Tressel Outlines Plans to Reopen YSU; Fate of Fall Sports Still Unclear
YOUNGSTOWN, Ohio – Those attending Youngstown State University this fall semester will find that the public health crisis has upended the traditional way of learning and instruction, as the university executes a plan to reopen the campus and welcome students back safely.
“We know that we’re prepared,” YSU President Jim Tressel said during a live presentation Wednesday afternoon that was streamed on Facebook and YouTube. “Our goal is that the YSU campus is safe [for] the employees, faculty, staff, students, the community.”
YSU is slated to begin classes as scheduled on Aug. 17, Tressel said, but emphasized there will be changes because of the coronavirus pandemic. The most pronounced change is how courses will be delivered during the semester.
“We’ve come up with five different ways that we’ll be taking class,” he said.
While some classes for the fall semester would be structured using the traditional face-to-face model and the off-campus web-based platform, others will be delivered using a combination of both, Tressel said. These include an “agile hybrid” delivery method, a virtual campus module and an online-live method.
Students can check their schedules on July 20 to find out what platform would be used for their courses.
University administrators, faculty, focus groups, department chairs and college deans have worked throughout the last several months to develop a plan for the university’s reopening, Tressel said. This included assessing all of the university’s 4,000 classes and determining the safest way to deliver quality education to students, he added.
“Kudos to the many talented, innovative staff and faculty on campus who worked incredible hours to put together a whole new instructional approach for the fall semester,” said provost Brien N. Smith in a statement. “We are committed to ensuring that students receive safe, quality and faculty-engaged instruction through any of these approaches.”
Tressel urged that the YSU community adhere to guidelines designed to slow the spread of the coronavirus by committing to the Penguin Protection Pledge. Among these measures is a mandate for all of those on campus to wear face coverings in buildings – unless the individual is alone – and commit to social distancing on and off campus.
Classrooms and other seating areas of campus are now reconfigured to ensure a minimum of six feet between people, while campus facilities have been inspected and approved by the YSU Office of Environmental and Occupational Health and Safety, the president said.
“We’ve been spending a lot of time with state and local health departments because they will be important partners as we come back safely,” Tressel noted.

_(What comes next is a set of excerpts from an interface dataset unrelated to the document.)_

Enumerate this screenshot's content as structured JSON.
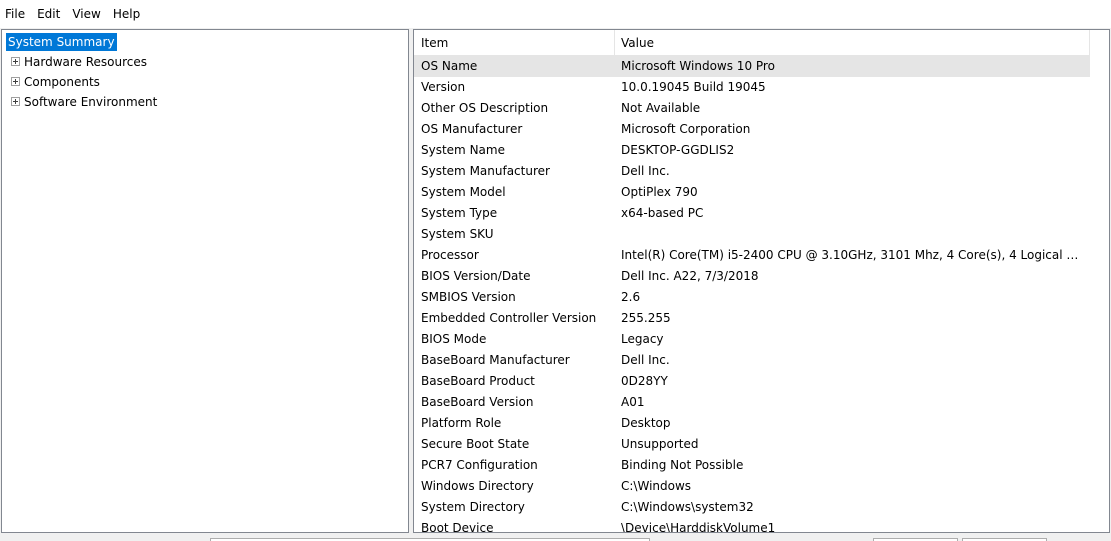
{
  "menu": {
    "file": "File",
    "edit": "Edit",
    "view": "View",
    "help": "Help"
  },
  "tree": {
    "root": "System Summary",
    "children": [
      {
        "label": "Hardware Resources"
      },
      {
        "label": "Components"
      },
      {
        "label": "Software Environment"
      }
    ]
  },
  "list": {
    "headers": {
      "item": "Item",
      "value": "Value"
    },
    "rows": [
      {
        "item": "OS Name",
        "value": "Microsoft Windows 10 Pro"
      },
      {
        "item": "Version",
        "value": "10.0.19045 Build 19045"
      },
      {
        "item": "Other OS Description",
        "value": "Not Available"
      },
      {
        "item": "OS Manufacturer",
        "value": "Microsoft Corporation"
      },
      {
        "item": "System Name",
        "value": "DESKTOP-GGDLIS2"
      },
      {
        "item": "System Manufacturer",
        "value": "Dell Inc."
      },
      {
        "item": "System Model",
        "value": "OptiPlex 790"
      },
      {
        "item": "System Type",
        "value": "x64-based PC"
      },
      {
        "item": "System SKU",
        "value": ""
      },
      {
        "item": "Processor",
        "value": "Intel(R) Core(TM) i5-2400 CPU @ 3.10GHz, 3101 Mhz, 4 Core(s), 4 Logical Pro..."
      },
      {
        "item": "BIOS Version/Date",
        "value": "Dell Inc. A22, 7/3/2018"
      },
      {
        "item": "SMBIOS Version",
        "value": "2.6"
      },
      {
        "item": "Embedded Controller Version",
        "value": "255.255"
      },
      {
        "item": "BIOS Mode",
        "value": "Legacy"
      },
      {
        "item": "BaseBoard Manufacturer",
        "value": "Dell Inc."
      },
      {
        "item": "BaseBoard Product",
        "value": "0D28YY"
      },
      {
        "item": "BaseBoard Version",
        "value": "A01"
      },
      {
        "item": "Platform Role",
        "value": "Desktop"
      },
      {
        "item": "Secure Boot State",
        "value": "Unsupported"
      },
      {
        "item": "PCR7 Configuration",
        "value": "Binding Not Possible"
      },
      {
        "item": "Windows Directory",
        "value": "C:\\Windows"
      },
      {
        "item": "System Directory",
        "value": "C:\\Windows\\system32"
      },
      {
        "item": "Boot Device",
        "value": "\\Device\\HarddiskVolume1"
      }
    ]
  },
  "colors": {
    "selection": "#0078d7",
    "row_highlight": "#e5e5e5",
    "border": "#828790"
  }
}
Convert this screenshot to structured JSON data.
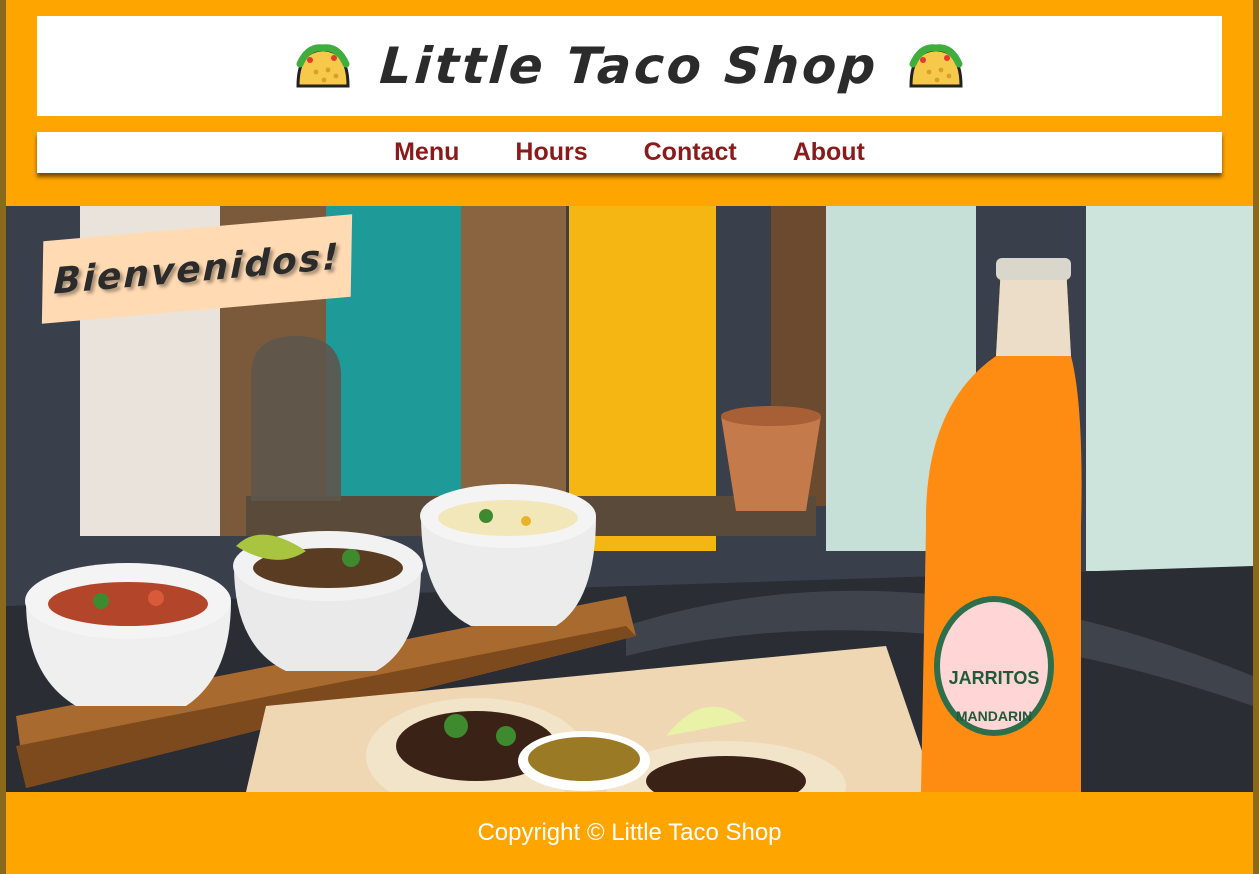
{
  "header": {
    "title": "Little Taco Shop",
    "left_icon": "taco-icon",
    "right_icon": "taco-icon"
  },
  "nav": {
    "items": [
      {
        "label": "Menu"
      },
      {
        "label": "Hours"
      },
      {
        "label": "Contact"
      },
      {
        "label": "About"
      }
    ]
  },
  "hero": {
    "banner_text": "Bienvenidos!",
    "bottle_brand": "JARRITOS",
    "bottle_flavor": "MANDARIN"
  },
  "footer": {
    "copyright": "Copyright © Little Taco Shop"
  },
  "colors": {
    "page_background": "#FFA500",
    "nav_link": "#8B1A1A",
    "banner_background": "#FFDAB3",
    "title_text": "#2B2B2B"
  }
}
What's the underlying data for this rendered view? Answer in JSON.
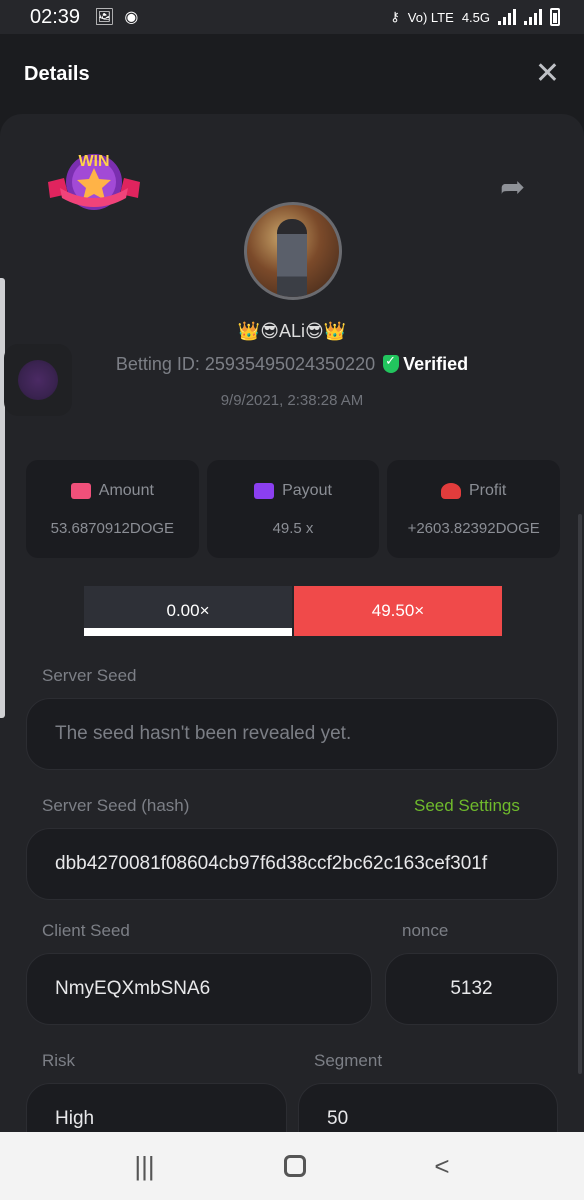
{
  "status_bar": {
    "time": "02:39",
    "network_text": "Vo) LTE",
    "network_speed": "4.5G"
  },
  "header": {
    "title": "Details"
  },
  "badge": {
    "text": "WIN"
  },
  "user": {
    "name": "👑😎ALi😎👑",
    "betting_id_label": "Betting ID: 25935495024350220",
    "verified_label": "Verified",
    "datetime": "9/9/2021, 2:38:28 AM"
  },
  "stats": [
    {
      "label": "Amount",
      "value": "53.6870912DOGE",
      "icon_color": "#f0507a"
    },
    {
      "label": "Payout",
      "value": "49.5 x",
      "icon_color": "#8b3ff0"
    },
    {
      "label": "Profit",
      "value": "+2603.82392DOGE",
      "icon_color": "#e23c3c"
    }
  ],
  "multipliers": {
    "left": "0.00×",
    "right": "49.50×"
  },
  "server_seed": {
    "label": "Server Seed",
    "value": "The seed hasn't been revealed yet."
  },
  "server_seed_hash": {
    "label": "Server Seed (hash)",
    "link": "Seed Settings",
    "value": "dbb4270081f08604cb97f6d38ccf2bc62c163cef301f"
  },
  "client_seed": {
    "label": "Client Seed",
    "value": "NmyEQXmbSNA6"
  },
  "nonce": {
    "label": "nonce",
    "value": "5132"
  },
  "risk": {
    "label": "Risk",
    "value": "High"
  },
  "segment": {
    "label": "Segment",
    "value": "50"
  },
  "colors": {
    "accent_green": "#6fba2c",
    "payout_red": "#f04a4a",
    "verified_green": "#22c55e"
  }
}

Other safety measures at YSU include the installation of 10 mobile hand-washing stations across campus, making available disinfectant sprays and wipes in classrooms, encouraging students to purchase textbooks online instead of at the bookstore, reduced capacity at residence halls, and a contact tracing protocol should someone on campus test positive for the virus.
YSU’s recreational facilities are set to reopen Aug. 16 but will also enforce social distancing protocols, he said. Basketball will not be available, per guidelines adopted by the Center for Disease Control.
Moreover, Tressel stressed that students, faculty and staff should assess their health each day before coming to campus. For example, he said that anyone with a temperature of at 100.4 degrees or higher should stay home, as well as those who recently traveled out of the country.
As for YSU athletics, Tressel said that there is as yet no definitive guidance from the two conferences where it participates – the Horizon League for all sports except football, which plays in the Missouri Valley Football Conference – as to how this year’s schedule will play out.
A Horizon League president’s conference call is scheduled for Monday, while a Missouri Valley conference call is set for the Wednesday.
“We don’t know, but we’re going to be ready for any game plan,” he said.
Tressel did not address a statement issued earlier Wednesday by the university’s faculty union, the YSU-OEA, which voted overwhelmingly to authorize a 10-day notice to strike should contract negotiations reach an impasse. Among other issues, the union said it is upset with the university’s reorganization of academic departments over the summer without input from faculty.
A fact-finder’s report issued by a mediator should be issued in August or September.
Tressel also touted some of the capital improvements that continue in and around campus, including work on Fifth Avenue’s Smart2 Network project, new surfacing on parking lots, and continuing work on the Excellence Training Center downtown.
“There are uncertainties,” Tressel said. “But we’re ready for every one of ‘em.”
The entire address can be watched on YSU’s YouTube page HERE.
Copyright 2021 The Business Journal, Youngstown, Ohio.